Each record below is to be set down again precisely.

[Records from a data source]
##########

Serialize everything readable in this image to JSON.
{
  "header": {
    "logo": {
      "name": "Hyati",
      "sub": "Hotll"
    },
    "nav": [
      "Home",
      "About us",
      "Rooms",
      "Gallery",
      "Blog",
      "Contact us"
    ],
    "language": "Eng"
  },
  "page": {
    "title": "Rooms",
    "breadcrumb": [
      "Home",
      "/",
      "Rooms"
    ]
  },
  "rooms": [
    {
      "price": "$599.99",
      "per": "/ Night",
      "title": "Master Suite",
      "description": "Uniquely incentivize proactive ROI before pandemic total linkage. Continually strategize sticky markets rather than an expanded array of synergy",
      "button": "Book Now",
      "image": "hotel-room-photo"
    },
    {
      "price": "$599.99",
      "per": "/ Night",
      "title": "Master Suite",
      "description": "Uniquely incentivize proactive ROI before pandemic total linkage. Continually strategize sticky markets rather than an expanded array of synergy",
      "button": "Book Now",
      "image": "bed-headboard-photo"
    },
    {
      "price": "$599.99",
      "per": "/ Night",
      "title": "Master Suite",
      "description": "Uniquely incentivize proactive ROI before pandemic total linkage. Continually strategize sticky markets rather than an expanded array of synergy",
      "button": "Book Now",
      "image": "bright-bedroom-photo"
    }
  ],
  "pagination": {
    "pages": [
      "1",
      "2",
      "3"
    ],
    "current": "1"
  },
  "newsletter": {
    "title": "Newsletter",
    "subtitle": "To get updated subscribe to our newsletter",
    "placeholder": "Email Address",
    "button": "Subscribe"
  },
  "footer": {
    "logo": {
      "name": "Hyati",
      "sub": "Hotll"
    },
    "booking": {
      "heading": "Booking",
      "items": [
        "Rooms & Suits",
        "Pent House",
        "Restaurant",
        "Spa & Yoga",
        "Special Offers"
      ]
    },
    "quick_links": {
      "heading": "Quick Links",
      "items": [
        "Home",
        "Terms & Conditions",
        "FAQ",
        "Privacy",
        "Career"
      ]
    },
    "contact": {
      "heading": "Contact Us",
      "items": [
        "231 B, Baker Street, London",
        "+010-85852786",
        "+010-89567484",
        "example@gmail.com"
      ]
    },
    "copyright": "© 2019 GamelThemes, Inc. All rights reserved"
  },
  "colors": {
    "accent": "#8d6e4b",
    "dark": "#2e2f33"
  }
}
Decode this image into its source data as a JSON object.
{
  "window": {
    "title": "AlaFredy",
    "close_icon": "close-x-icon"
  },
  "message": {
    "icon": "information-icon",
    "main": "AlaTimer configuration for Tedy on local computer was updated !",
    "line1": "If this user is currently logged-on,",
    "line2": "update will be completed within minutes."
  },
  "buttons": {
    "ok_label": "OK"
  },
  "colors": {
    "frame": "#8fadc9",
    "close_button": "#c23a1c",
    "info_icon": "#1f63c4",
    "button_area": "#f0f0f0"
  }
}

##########

## Written solution
Serialize everything readable in this image to JSON.
{
  "header": {
    "logo": {
      "name": "Hyati",
      "sub": "Hotll"
    },
    "nav": [
      "Home",
      "About us",
      "Rooms",
      "Gallery",
      "Blog",
      "Contact us"
    ],
    "language": "Eng"
  },
  "page": {
    "title": "Rooms",
    "breadcrumb": [
      "Home",
      "/",
      "Rooms"
    ]
  },
  "rooms": [
    {
      "price": "$599.99",
      "per": "/ Night",
      "title": "Master Suite",
      "description": "Uniquely incentivize proactive ROI before pandemic total linkage. Continually strategize sticky markets rather than an expanded array of synergy",
      "button": "Book Now",
      "image": "hotel-room-photo"
    },
    {
      "price": "$599.99",
      "per": "/ Night",
      "title": "Master Suite",
      "description": "Uniquely incentivize proactive ROI before pandemic total linkage. Continually strategize sticky markets rather than an expanded array of synergy",
      "button": "Book Now",
      "image": "bed-headboard-photo"
    },
    {
      "price": "$599.99",
      "per": "/ Night",
      "title": "Master Suite",
      "description": "Uniquely incentivize proactive ROI before pandemic total linkage. Continually strategize sticky markets rather than an expanded array of synergy",
      "button": "Book Now",
      "image": "bright-bedroom-photo"
    }
  ],
  "pagination": {
    "pages": [
      "1",
      "2",
      "3"
    ],
    "current": "1"
  },
  "newsletter": {
    "title": "Newsletter",
    "subtitle": "To get updated subscribe to our newsletter",
    "placeholder": "Email Address",
    "button": "Subscribe"
  },
  "footer": {
    "logo": {
      "name": "Hyati",
      "sub": "Hotll"
    },
    "booking": {
      "heading": "Booking",
      "items": [
        "Rooms & Suits",
        "Pent House",
        "Restaurant",
        "Spa & Yoga",
        "Special Offers"
      ]
    },
    "quick_links": {
      "heading": "Quick Links",
      "items": [
        "Home",
        "Terms & Conditions",
        "FAQ",
        "Privacy",
        "Career"
      ]
    },
    "contact": {
      "heading": "Contact Us",
      "items": [
        "231 B, Baker Street, London",
        "+010-85852786",
        "+010-89567484",
        "example@gmail.com"
      ]
    },
    "copyright": "© 2019 GamelThemes, Inc. All rights reserved"
  },
  "colors": {
    "accent": "#8d6e4b",
    "dark": "#2e2f33"
  }
}
Decode this image into its source data as a JSON object.
{
  "window": {
    "title": "AlaFredy",
    "close_icon": "close-x-icon"
  },
  "message": {
    "icon": "information-icon",
    "main": "AlaTimer configuration for Tedy on local computer was updated !",
    "line1": "If this user is currently logged-on,",
    "line2": "update will be completed within minutes."
  },
  "buttons": {
    "ok_label": "OK"
  },
  "colors": {
    "frame": "#8fadc9",
    "close_button": "#c23a1c",
    "info_icon": "#1f63c4",
    "button_area": "#f0f0f0"
  }
}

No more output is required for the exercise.